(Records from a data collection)
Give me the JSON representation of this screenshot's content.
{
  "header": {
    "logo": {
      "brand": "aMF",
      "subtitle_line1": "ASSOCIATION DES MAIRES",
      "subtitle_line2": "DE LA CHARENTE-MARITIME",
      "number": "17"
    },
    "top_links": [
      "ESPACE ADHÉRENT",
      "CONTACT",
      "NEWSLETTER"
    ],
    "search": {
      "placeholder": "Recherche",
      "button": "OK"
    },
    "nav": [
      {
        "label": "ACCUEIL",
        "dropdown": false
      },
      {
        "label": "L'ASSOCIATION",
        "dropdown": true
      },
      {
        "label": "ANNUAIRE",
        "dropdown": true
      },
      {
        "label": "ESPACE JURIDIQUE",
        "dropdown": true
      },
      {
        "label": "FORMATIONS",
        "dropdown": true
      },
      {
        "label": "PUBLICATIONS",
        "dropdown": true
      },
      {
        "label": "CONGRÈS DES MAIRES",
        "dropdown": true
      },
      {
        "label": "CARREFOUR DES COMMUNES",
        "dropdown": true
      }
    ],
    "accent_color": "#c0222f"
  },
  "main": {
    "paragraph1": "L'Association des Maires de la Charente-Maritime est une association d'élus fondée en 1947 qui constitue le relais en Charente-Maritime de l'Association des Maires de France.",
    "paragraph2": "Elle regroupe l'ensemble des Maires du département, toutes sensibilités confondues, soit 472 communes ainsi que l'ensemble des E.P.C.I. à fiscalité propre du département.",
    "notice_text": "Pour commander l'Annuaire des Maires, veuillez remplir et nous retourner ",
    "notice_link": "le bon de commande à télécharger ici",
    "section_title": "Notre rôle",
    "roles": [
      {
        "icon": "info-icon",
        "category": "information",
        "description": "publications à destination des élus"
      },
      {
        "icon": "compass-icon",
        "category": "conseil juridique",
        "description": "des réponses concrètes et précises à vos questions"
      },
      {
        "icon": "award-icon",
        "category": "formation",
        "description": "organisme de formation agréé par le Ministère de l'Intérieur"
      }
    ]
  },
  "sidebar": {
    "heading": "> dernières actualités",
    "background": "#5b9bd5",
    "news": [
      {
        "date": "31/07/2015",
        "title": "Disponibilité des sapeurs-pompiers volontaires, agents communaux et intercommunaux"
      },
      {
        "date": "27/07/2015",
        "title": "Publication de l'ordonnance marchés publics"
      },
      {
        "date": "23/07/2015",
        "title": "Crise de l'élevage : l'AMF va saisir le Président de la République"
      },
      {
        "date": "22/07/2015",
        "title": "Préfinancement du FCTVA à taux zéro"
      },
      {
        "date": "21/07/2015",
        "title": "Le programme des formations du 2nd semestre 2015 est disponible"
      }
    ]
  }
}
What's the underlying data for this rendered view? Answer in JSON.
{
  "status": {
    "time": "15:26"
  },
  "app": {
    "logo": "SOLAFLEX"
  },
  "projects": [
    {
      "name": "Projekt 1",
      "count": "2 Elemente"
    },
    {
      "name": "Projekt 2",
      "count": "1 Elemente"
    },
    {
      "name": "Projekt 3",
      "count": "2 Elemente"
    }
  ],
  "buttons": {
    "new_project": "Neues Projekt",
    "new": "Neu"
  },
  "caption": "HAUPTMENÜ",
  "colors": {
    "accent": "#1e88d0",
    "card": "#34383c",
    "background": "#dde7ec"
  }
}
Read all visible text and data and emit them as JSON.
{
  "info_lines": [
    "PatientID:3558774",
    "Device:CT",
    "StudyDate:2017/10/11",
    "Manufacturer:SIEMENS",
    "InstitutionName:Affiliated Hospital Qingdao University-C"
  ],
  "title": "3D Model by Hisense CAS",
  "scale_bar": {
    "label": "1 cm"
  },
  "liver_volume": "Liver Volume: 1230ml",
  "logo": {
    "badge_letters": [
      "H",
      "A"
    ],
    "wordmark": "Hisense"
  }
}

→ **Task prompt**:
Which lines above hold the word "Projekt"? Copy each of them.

→ **Solution to the problem**:
      "name": "Projekt 1",
      "name": "Projekt 2",
      "name": "Projekt 3",
    "new_project": "Neues Projekt",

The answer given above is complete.